Service Provider, Relying Party, Identity Provider, Signature, Key-Exchange, Certificate, Token, Claim, Proxy...
Yes, these abstract terms are the lingo to describe the applications and elements involved in Claims Authentication and Authorisation.
Why claims?.. Claims help us reduce the overheads of identity management by providing a central point for user and role administration (Single Sign On). This administration can be shipped to a 3rd party (Facebook, Google and Microsoft) or simplify the centralisation of user provision in the enterprise. Claims is especially important for the web as it enables this process to happen over physical organisational boundaries. This is very relevant, especially as our corporate applications are stretched into the cloud.
To help demystify these terms you need to understand the holistic picture. Claims is, in simple terms an access control mechanism which relies on a 3rd party to provide your application with user access control (authentication) and (potentially) roles (authorisation - claims).
The terms are somewhat obtuse to their use and here is where I attempt to debunk the myths..
Service Provider and Relying Party (Microsoft) are one of the same.. It is *your * 3rd party application. The consumer of the claim (Identity).
Identity Provider (IDP), is where you want to login (authenticate) and receive claims (roles, attributes). This is someone who has a token service (STS) wrapped around the login mechanism.
Tokens?? No, not a buy one get one free. A token is an exchanged set of data in a specific format which occurs from the identity provider and *your* application after authentication. This token may include claims (roles, attributes) and is digitally signed (secure). The most common form of token for federated claims is SAML, a SAML token is the response to an authentication request.

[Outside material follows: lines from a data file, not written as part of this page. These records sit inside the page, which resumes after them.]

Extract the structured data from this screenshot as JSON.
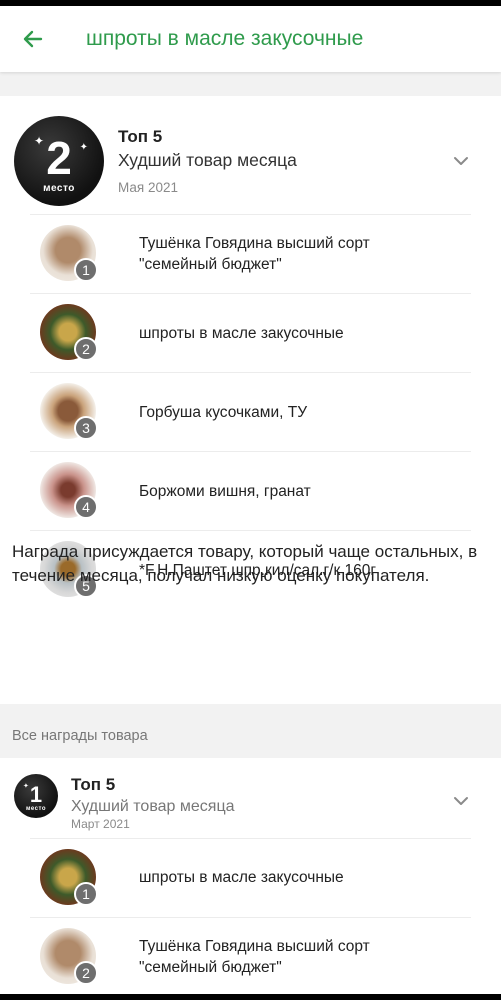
{
  "header": {
    "title": "шпроты в масле закусочные"
  },
  "award_main": {
    "medal_number": "2",
    "medal_place": "место",
    "top": "Топ 5",
    "name": "Худший товар месяца",
    "date": "Мая 2021",
    "items": [
      {
        "rank": "1",
        "title": "Тушёнка Говядина высший сорт \"семейный бюджет\""
      },
      {
        "rank": "2",
        "title": "шпроты в масле закусочные"
      },
      {
        "rank": "3",
        "title": "Горбуша кусочками, ТУ"
      },
      {
        "rank": "4",
        "title": "Боржоми вишня, гранат"
      },
      {
        "rank": "5",
        "title": "*F.H.Паштет шпр.кил/сал.г/к 160г"
      }
    ],
    "note": "Награда присуждается товару, который чаще остальных, в течение месяца, получал низкую оценку покупателя."
  },
  "section_label": "Все награды товара",
  "award_second": {
    "medal_number": "1",
    "medal_place": "место",
    "top": "Топ 5",
    "name": "Худший товар месяца",
    "date": "Март 2021",
    "items": [
      {
        "rank": "1",
        "title": "шпроты в масле закусочные"
      },
      {
        "rank": "2",
        "title": "Тушёнка Говядина высший сорт \"семейный бюджет\""
      }
    ]
  }
}
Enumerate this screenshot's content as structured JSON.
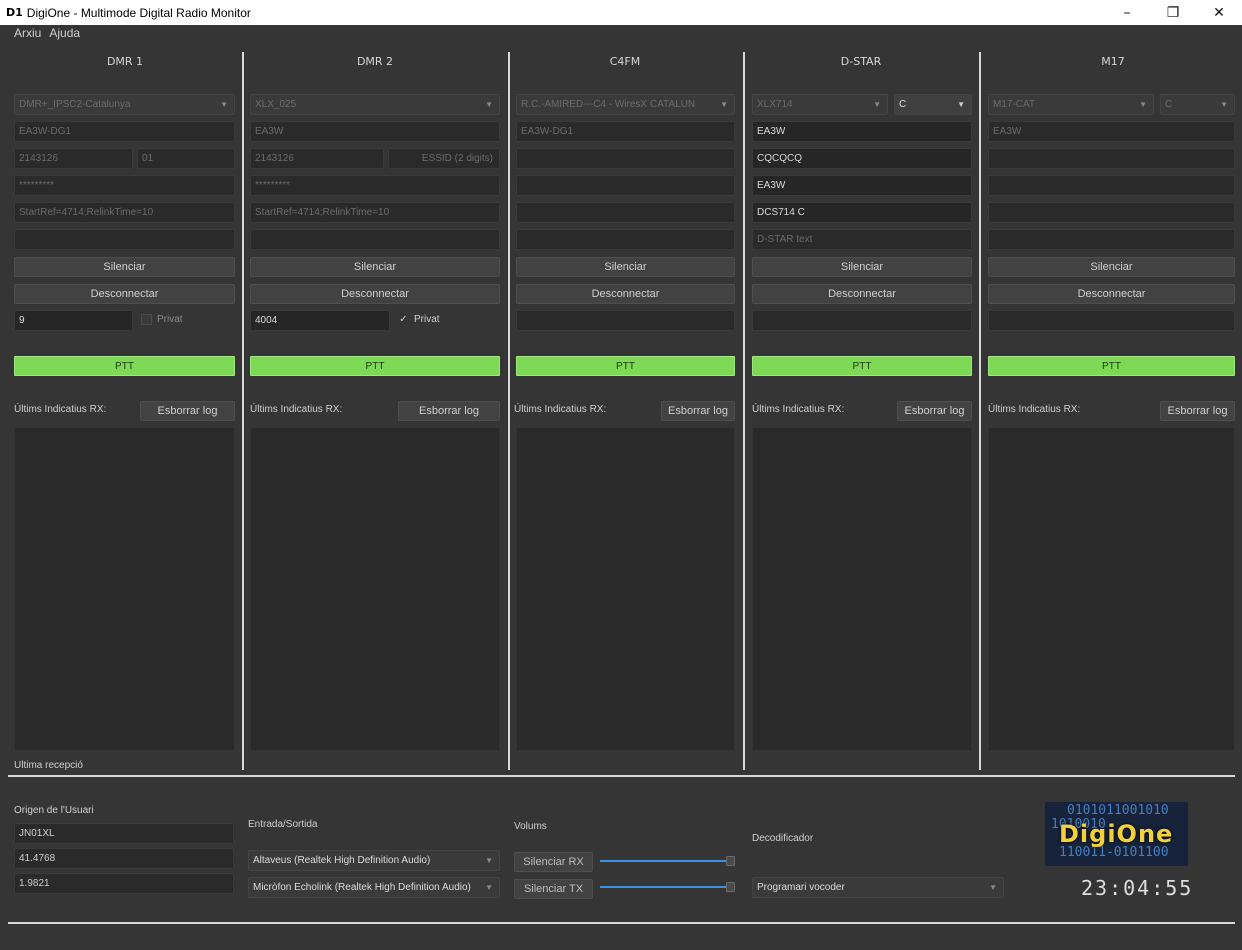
{
  "window": {
    "icon_text": "D1",
    "title": "DigiOne - Multimode Digital Radio Monitor",
    "min": "–",
    "max": "❐",
    "close": "✕"
  },
  "menu": [
    "Arxiu",
    "Ajuda"
  ],
  "columns": [
    {
      "title": "DMR 1",
      "combo": "DMR+_IPSC2-Catalunya",
      "f1": "EA3W-DG1",
      "f2a": "2143126",
      "f2b": "01",
      "f3": "*********",
      "f4": "StartRef=4714;RelinkTime=10",
      "f5": "",
      "silence": "Silenciar",
      "disconnect": "Desconnectar",
      "tg": "9",
      "private_label": "Privat",
      "private_checked": false,
      "ptt": "PTT",
      "rx_label": "Últims Indicatius RX:",
      "clear_log": "Esborrar log"
    },
    {
      "title": "DMR 2",
      "combo": "XLX_025",
      "f1": "EA3W",
      "f2a": "2143126",
      "f2b": "ESSID (2 digits)",
      "f3": "*********",
      "f4": "StartRef=4714;RelinkTime=10",
      "f5": "",
      "silence": "Silenciar",
      "disconnect": "Desconnectar",
      "tg": "4004",
      "private_label": "Privat",
      "private_checked": true,
      "ptt": "PTT",
      "rx_label": "Últims Indicatius RX:",
      "clear_log": "Esborrar log"
    },
    {
      "title": "C4FM",
      "combo": "R.C.-AMIRED---C4 - WiresX CATALUN",
      "f1": "EA3W-DG1",
      "f2": "",
      "f3": "",
      "f4": "",
      "f5": "",
      "silence": "Silenciar",
      "disconnect": "Desconnectar",
      "tg": "",
      "ptt": "PTT",
      "rx_label": "Últims Indicatius RX:",
      "clear_log": "Esborrar log"
    },
    {
      "title": "D-STAR",
      "combo": "XLX714",
      "module": "C",
      "f1": "EA3W",
      "f2": "CQCQCQ",
      "f3": "EA3W",
      "f4": "DCS714 C",
      "f5": "D-STAR text",
      "silence": "Silenciar",
      "disconnect": "Desconnectar",
      "tg": "",
      "ptt": "PTT",
      "rx_label": "Últims Indicatius RX:",
      "clear_log": "Esborrar log"
    },
    {
      "title": "M17",
      "combo": "M17-CAT",
      "module": "C",
      "f1": "EA3W",
      "f2": "",
      "f3": "",
      "f4": "",
      "f5": "",
      "silence": "Silenciar",
      "disconnect": "Desconnectar",
      "tg": "",
      "ptt": "PTT",
      "rx_label": "Últims Indicatius RX:",
      "clear_log": "Esborrar log"
    }
  ],
  "last_reception": "Ultima recepció",
  "user_origin": {
    "label": "Origen de l'Usuari",
    "callsign": "JN01XL",
    "lat": "41.4768",
    "lon": "1.9821"
  },
  "io": {
    "label": "Entrada/Sortida",
    "output": "Altaveus (Realtek High Definition Audio)",
    "input": "Micròfon Echolink (Realtek High Definition Audio)"
  },
  "volumes": {
    "label": "Volums",
    "mute_rx": "Silenciar RX",
    "mute_tx": "Silenciar TX",
    "rx_level": 1.0,
    "tx_level": 1.0
  },
  "decoder": {
    "label": "Decodificador",
    "value": "Programari vocoder"
  },
  "logo": {
    "text": "DigiOne",
    "bin1": "0101011001010",
    "bin2": "1010010",
    "bin3": "110011-0101100"
  },
  "clock": "23:04:55",
  "colors": {
    "ptt": "#7ed957",
    "slider": "#3f8fe0",
    "logo_text": "#f2d13a"
  }
}
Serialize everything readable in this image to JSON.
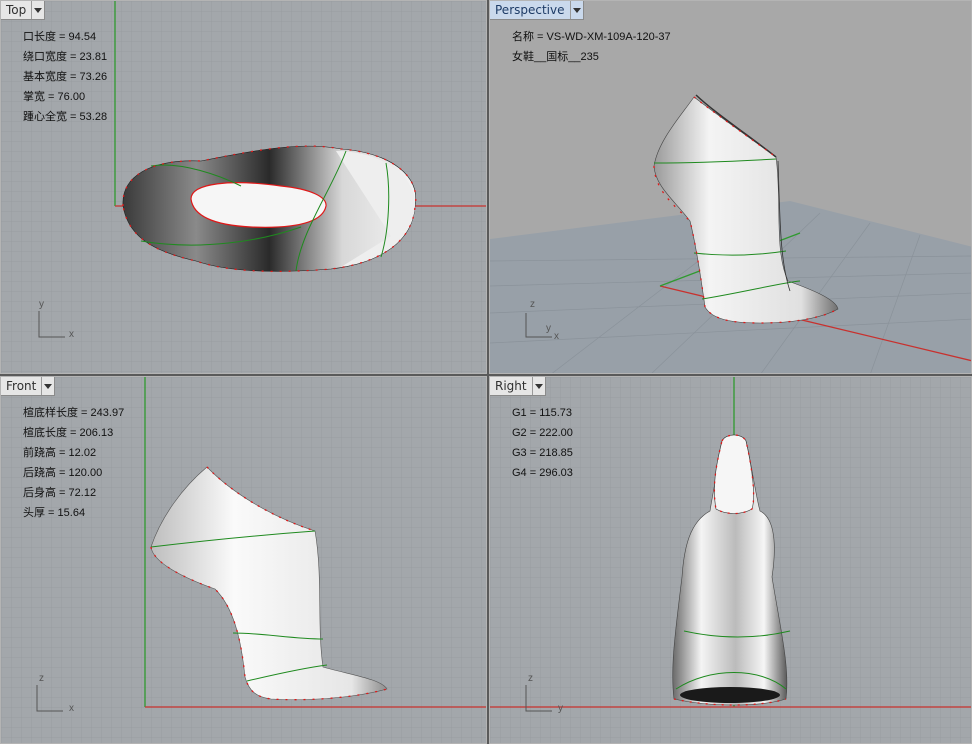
{
  "viewports": {
    "top": {
      "title": "Top",
      "measurements": [
        "口长度 = 94.54",
        "绕口宽度 = 23.81",
        "基本宽度 = 73.26",
        "掌宽 = 76.00",
        "踵心全宽 = 53.28"
      ],
      "axes": [
        "y",
        "x"
      ]
    },
    "perspective": {
      "title": "Perspective",
      "measurements": [
        "名称 = VS-WD-XM-109A-120-37",
        "女鞋__国标__235"
      ],
      "axes": [
        "z",
        "y",
        "x"
      ]
    },
    "front": {
      "title": "Front",
      "measurements": [
        "楦底样长度 = 243.97",
        "楦底长度 = 206.13",
        "前跷高 = 12.02",
        "后跷高 = 120.00",
        "后身高 = 72.12",
        "头厚 = 15.64"
      ],
      "axes": [
        "z",
        "x"
      ]
    },
    "right": {
      "title": "Right",
      "measurements": [
        "G1 = 115.73",
        "G2 = 222.00",
        "G3 = 218.85",
        "G4 = 296.03"
      ],
      "axes": [
        "z",
        "y"
      ]
    }
  },
  "colors": {
    "grid_background": "#a3a7ab",
    "grid_line": "#969a9e",
    "perspective_sky": "#a8a8a8",
    "perspective_floor": "#98a0a8",
    "axis_x": "#c8312e",
    "axis_y": "#2f9a2f",
    "curve": "#1f8a1f",
    "control_point": "#e01818",
    "active_tab": "#cad9ec"
  }
}
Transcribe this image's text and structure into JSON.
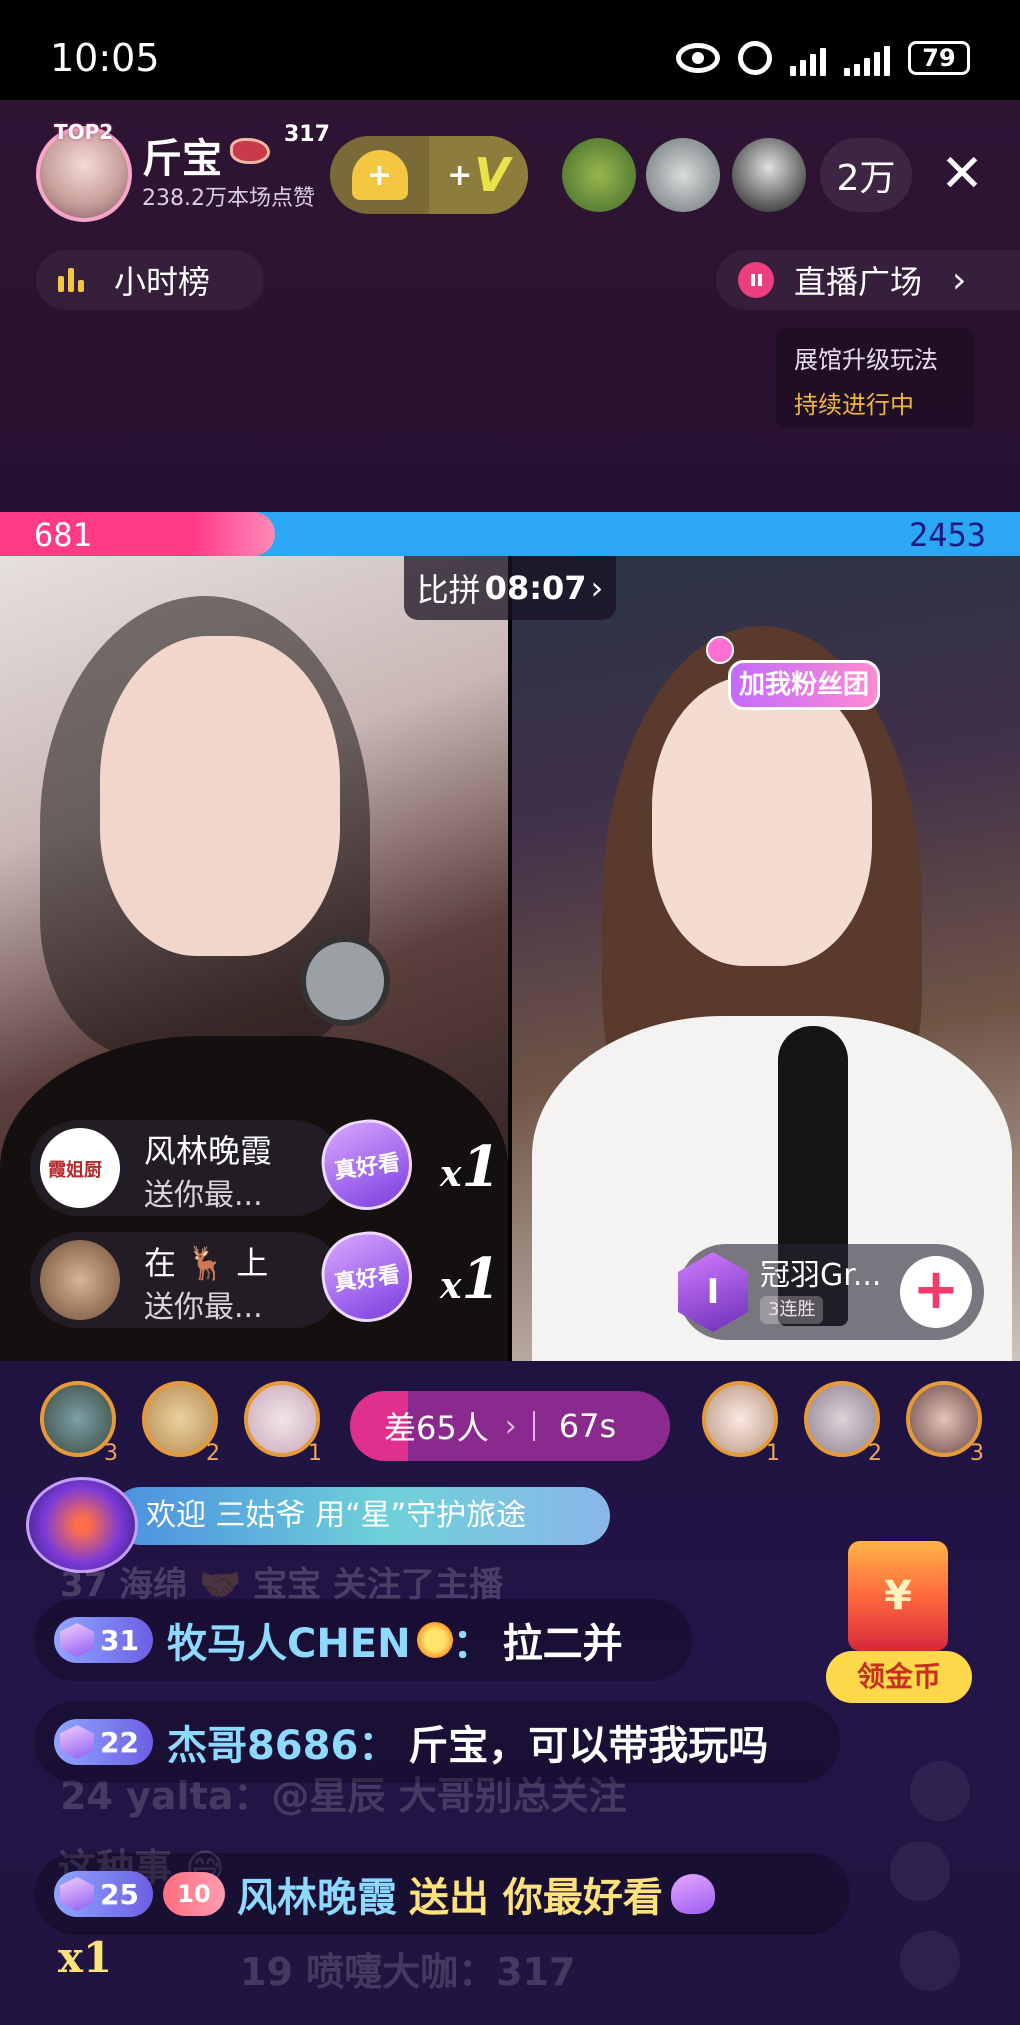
{
  "status_bar": {
    "time": "10:05",
    "battery": "79",
    "icons": [
      "eye-icon",
      "alarm-icon",
      "signal-icon",
      "signal-icon",
      "battery-icon"
    ]
  },
  "host": {
    "rank_badge": "TOP2",
    "name": "斤宝",
    "badge_number": "317",
    "likes": "238.2万本场点赞",
    "viewer_count": "2万",
    "vip_plus": "+",
    "vip_letter": "V",
    "heart_plus": "+"
  },
  "nav": {
    "hour_rank": "小时榜",
    "live_square": "直播广场",
    "live_square_chevron": "›",
    "close": "✕"
  },
  "exhibit": {
    "line1": "展馆升级玩法",
    "line2": "持续进行中"
  },
  "pk": {
    "left_score": "681",
    "right_score": "2453",
    "left_share_percent": 27,
    "timer_label": "比拼",
    "timer_value": "08:07",
    "timer_chevron": "›",
    "status_gap": "差65人",
    "status_chevron": "›",
    "status_seconds": "67s",
    "colors": {
      "left": "#ff3b86",
      "right": "#2ba7f5"
    }
  },
  "video": {
    "fan_club": "加我粉丝团",
    "guest_badge": "I",
    "guest_name": "冠羽Gr...",
    "guest_streak": "3连胜",
    "follow": "+"
  },
  "gifts": [
    {
      "avatar_text": "霞姐厨",
      "user": "风林晚霞",
      "desc": "送你最...",
      "gift": "真好看",
      "count_prefix": "x",
      "count": "1"
    },
    {
      "avatar_text": "",
      "user": "在 🦌 上",
      "desc": "送你最...",
      "gift": "真好看",
      "count_prefix": "x",
      "count": "1"
    }
  ],
  "supporters": {
    "left": [
      "3",
      "2",
      "1"
    ],
    "right": [
      "1",
      "2",
      "3"
    ]
  },
  "welcome": "欢迎 三姑爷 用“星”守护旅途",
  "chat": {
    "ghost_top": "37  海绵 🤝 宝宝 关注了主播",
    "lines": [
      {
        "level": "31",
        "name": "牧马人CHEN",
        "sep": "：",
        "text": "拉二并"
      },
      {
        "level": "22",
        "name": "杰哥8686",
        "sep": "：",
        "text": "斤宝，可以带我玩吗"
      }
    ],
    "ghost_mid": "24  yalta：@星辰 大哥别总关注",
    "ghost_mid2": "这种事 😅",
    "gift_line": {
      "level": "25",
      "fan_level": "10",
      "name": "风林晚霞",
      "action": "送出 你最好看"
    },
    "ghost_bottom": "19  喷嚏大咖：317",
    "gift_mult": "x1"
  },
  "coin_widget": {
    "chest": "¥",
    "label": "领金币"
  }
}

SAML is usually wrapped around a protocol such as WS-Trust or WS-Federation.
A claims process starts from one of 2 methods... The first via direct URL browsing to the source site (and subsequent STS redirection), the other to the identity provider proxy address. Once an endpoint is reached, the authentication process starts, this can equate to several browser level redirects (as the IDP is reached) and ultimately a login dialogue from the IDP STS. Once authenticated, the STS will generate a signed token using the public key provided as part of the trusted key-exchange.
Keys - Cryptographic keys are a fundamental part of the claims architecture. In order for applications to secure the process a trust must be established. This is usually achieved by the provision and configuration of cryptographic keys. With these keys exchanged and configured at the STS the digital signature of the token can be reliably validated.
Once you've shared keys, configured endpoints and managed to get the access control mechanism working you should have reliable receipt of claims. So how do you bake this into your application?
There are several online claims based Frameworks and depending on your architectural requirements will depend on choice. Two of the most common in the .NET space are Windows Identity Foundation and DotNetOpenAuth. WIF is more aligned to the MS LDAP ADFS mechanisms and DotNetOpenAuth makes use of OpenID to provide authentication.
Claims is only complex due to the abstract language used to provide a description to terms you've used for years.. The redirection process is somewhat cumbersome and difficult to grasp especially chained trusts, but do not confuse the fact that, at the end of the day your users are receiving authentication and roles from a central place for all applications.
In my next post I will provide a tutorial for configuring ADFS with a WIF enabled application. I will also map custom attributes into the token to ensure backwards compatibility for existing applications moving to an single sign on architecture.